• PROBLEM DETAILS: Which of the lines below holds the string "time"? Copy every line that does.

Component data from apps and pages:
******

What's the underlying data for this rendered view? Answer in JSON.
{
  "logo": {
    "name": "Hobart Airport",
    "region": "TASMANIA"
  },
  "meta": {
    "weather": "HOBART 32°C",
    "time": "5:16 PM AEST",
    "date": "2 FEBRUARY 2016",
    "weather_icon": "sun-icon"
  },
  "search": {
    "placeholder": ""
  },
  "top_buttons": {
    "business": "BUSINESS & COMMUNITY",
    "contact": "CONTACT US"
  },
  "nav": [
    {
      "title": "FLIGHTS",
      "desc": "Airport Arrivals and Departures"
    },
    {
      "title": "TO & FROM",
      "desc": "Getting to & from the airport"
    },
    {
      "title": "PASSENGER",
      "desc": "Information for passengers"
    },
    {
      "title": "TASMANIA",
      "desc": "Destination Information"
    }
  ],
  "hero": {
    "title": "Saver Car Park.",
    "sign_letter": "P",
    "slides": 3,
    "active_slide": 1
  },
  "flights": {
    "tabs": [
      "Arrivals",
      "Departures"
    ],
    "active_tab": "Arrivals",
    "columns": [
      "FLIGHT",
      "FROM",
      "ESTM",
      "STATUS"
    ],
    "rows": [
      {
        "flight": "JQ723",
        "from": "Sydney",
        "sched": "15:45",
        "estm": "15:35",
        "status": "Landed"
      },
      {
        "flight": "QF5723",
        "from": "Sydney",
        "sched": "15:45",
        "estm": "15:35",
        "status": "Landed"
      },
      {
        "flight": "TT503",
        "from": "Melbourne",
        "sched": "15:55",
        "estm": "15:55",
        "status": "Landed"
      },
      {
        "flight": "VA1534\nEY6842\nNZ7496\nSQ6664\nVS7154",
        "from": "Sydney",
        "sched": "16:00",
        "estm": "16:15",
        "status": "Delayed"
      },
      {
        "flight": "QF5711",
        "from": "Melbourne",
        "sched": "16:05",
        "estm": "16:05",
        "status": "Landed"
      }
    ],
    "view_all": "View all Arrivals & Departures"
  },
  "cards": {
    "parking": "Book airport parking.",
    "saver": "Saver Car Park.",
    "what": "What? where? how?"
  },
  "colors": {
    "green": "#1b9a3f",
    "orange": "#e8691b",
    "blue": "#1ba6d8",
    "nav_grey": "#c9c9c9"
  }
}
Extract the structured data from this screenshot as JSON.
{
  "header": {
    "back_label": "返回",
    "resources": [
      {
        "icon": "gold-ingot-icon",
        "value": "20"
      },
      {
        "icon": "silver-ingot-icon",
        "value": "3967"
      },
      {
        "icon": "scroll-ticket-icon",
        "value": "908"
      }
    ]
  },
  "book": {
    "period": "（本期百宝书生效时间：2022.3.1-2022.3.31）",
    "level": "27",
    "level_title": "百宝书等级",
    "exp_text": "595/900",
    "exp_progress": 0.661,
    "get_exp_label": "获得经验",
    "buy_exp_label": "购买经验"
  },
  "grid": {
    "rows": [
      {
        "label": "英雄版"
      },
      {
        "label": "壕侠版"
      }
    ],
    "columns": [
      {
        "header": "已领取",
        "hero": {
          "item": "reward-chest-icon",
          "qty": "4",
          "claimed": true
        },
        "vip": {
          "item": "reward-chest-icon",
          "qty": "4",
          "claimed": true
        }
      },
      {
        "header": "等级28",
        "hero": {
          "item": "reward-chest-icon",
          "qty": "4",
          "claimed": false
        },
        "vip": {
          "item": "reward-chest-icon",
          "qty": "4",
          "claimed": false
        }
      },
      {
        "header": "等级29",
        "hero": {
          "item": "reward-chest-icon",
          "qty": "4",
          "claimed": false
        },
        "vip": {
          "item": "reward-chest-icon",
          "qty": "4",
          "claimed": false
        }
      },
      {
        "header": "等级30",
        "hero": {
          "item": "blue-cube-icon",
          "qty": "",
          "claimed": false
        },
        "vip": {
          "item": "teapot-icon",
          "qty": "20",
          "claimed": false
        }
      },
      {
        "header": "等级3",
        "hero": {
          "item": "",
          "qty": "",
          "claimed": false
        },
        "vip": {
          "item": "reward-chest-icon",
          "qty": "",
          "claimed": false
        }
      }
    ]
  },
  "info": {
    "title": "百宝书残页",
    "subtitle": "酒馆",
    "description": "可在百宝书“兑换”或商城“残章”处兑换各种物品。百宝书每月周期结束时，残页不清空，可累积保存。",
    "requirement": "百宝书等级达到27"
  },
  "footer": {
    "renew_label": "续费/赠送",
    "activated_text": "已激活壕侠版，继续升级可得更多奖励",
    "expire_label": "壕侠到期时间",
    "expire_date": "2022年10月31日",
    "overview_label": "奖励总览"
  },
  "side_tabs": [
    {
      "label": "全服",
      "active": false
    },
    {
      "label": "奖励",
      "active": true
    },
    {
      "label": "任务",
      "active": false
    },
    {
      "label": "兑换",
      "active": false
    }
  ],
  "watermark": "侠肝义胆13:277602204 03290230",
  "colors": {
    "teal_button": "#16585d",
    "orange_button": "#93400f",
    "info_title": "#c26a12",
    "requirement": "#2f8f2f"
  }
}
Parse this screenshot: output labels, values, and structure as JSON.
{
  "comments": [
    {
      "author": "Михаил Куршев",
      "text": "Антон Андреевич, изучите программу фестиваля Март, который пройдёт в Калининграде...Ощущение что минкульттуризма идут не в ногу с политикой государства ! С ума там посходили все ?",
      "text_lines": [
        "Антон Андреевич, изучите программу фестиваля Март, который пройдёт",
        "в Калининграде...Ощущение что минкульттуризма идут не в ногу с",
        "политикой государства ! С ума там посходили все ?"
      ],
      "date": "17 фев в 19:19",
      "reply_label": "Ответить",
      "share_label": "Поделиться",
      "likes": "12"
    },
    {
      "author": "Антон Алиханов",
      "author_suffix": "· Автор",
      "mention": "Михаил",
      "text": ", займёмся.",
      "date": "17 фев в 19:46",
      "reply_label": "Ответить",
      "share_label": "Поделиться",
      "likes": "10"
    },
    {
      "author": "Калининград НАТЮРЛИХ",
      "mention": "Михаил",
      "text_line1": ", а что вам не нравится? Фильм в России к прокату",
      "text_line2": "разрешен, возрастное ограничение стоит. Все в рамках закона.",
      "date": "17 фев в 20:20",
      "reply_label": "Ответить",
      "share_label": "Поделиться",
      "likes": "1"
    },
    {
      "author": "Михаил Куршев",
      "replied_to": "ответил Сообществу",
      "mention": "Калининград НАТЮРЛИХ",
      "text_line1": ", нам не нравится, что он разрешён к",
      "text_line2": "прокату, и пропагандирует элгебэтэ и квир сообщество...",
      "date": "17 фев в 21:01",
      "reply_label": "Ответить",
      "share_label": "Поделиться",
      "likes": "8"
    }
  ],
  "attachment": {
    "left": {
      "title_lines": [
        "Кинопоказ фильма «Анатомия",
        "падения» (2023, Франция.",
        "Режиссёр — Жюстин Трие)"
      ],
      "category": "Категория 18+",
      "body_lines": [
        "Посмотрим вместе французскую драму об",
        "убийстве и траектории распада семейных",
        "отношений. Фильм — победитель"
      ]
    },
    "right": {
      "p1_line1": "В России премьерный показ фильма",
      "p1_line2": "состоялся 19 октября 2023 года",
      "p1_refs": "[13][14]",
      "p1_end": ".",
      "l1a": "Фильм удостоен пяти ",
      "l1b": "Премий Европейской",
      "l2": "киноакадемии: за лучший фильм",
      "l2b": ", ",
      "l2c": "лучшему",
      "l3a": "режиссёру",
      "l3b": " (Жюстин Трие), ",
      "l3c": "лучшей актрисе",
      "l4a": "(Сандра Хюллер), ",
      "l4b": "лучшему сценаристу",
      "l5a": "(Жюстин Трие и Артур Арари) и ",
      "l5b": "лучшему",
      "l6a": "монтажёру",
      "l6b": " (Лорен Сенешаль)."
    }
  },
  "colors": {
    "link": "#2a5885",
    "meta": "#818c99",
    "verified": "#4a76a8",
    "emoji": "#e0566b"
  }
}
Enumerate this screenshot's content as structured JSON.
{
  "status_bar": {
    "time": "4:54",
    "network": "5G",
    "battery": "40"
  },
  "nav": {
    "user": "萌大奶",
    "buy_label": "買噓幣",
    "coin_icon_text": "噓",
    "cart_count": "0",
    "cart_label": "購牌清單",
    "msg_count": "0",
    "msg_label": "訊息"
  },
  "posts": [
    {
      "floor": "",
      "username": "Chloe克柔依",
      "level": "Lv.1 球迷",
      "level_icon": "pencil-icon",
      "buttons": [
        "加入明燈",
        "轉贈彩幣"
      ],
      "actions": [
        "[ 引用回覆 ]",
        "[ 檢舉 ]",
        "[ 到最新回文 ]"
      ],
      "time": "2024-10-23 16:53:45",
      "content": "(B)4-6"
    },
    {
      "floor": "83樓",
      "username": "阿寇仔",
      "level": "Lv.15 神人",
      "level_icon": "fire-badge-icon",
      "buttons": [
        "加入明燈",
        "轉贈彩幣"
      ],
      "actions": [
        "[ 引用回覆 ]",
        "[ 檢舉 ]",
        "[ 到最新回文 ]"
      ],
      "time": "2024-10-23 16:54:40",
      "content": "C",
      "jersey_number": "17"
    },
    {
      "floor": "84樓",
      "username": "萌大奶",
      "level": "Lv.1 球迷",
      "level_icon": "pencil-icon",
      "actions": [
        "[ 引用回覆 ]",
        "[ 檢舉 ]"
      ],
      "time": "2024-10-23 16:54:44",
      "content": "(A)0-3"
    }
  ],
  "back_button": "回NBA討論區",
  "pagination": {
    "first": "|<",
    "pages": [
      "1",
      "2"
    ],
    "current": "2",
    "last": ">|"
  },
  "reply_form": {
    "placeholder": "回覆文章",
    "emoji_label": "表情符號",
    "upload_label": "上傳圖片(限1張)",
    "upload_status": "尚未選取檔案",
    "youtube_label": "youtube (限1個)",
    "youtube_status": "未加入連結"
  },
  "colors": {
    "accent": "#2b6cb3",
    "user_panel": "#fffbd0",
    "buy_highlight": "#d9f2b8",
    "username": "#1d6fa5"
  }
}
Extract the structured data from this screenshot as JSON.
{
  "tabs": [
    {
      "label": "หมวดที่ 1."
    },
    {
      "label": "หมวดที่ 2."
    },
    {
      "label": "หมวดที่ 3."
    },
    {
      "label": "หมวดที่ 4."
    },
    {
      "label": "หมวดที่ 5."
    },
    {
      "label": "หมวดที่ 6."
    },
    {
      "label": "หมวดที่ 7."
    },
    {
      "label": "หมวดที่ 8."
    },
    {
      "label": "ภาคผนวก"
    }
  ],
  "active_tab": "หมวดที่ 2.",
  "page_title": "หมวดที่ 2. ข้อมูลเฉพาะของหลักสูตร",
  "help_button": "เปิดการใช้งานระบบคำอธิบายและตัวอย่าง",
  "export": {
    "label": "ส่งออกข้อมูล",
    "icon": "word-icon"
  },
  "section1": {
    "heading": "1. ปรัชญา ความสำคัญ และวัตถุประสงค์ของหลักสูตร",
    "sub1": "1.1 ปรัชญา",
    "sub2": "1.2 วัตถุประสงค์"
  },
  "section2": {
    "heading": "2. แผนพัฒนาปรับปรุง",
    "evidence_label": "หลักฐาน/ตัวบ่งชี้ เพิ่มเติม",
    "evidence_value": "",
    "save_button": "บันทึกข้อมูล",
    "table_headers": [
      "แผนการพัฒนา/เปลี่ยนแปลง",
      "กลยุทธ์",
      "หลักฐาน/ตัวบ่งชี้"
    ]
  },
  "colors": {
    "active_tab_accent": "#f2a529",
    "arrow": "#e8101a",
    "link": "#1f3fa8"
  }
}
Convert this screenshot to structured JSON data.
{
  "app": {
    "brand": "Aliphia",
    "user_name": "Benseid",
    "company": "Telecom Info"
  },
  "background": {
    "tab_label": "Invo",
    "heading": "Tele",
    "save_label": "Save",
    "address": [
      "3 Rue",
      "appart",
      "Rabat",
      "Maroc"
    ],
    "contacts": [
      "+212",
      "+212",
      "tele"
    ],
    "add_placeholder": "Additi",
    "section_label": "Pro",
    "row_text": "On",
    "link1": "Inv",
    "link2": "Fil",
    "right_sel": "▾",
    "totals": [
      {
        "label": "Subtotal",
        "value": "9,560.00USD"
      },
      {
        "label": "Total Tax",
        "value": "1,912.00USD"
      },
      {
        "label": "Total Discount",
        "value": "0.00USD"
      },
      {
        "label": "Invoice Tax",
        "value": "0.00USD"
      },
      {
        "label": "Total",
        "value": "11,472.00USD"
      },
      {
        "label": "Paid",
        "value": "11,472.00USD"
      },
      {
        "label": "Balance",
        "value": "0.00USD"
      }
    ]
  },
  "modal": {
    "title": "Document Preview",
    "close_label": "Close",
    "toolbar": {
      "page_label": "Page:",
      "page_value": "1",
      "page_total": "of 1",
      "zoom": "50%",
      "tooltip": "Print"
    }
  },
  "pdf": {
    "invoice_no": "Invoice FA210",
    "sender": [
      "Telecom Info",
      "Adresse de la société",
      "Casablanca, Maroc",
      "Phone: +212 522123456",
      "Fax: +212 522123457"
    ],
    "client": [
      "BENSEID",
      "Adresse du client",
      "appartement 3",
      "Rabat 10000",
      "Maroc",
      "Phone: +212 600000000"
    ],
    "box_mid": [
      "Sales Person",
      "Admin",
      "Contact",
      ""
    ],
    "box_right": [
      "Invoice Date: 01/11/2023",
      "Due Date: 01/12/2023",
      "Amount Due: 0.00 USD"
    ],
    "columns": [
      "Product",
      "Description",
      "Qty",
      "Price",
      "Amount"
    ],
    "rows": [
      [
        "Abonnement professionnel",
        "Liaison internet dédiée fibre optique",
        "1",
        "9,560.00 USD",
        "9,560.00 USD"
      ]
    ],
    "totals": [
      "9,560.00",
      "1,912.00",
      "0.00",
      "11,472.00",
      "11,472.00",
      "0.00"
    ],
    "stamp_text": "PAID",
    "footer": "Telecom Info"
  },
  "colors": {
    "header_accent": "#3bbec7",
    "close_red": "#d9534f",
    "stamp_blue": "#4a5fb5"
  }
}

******

• THE COMPLETED TASK:
    "time": "5:16 PM AEST",
    "time": "4:54",
      "time": "2024-10-23 16:53:45",
      "time": "2024-10-23 16:54:40",
      "time": "2024-10-23 16:54:44",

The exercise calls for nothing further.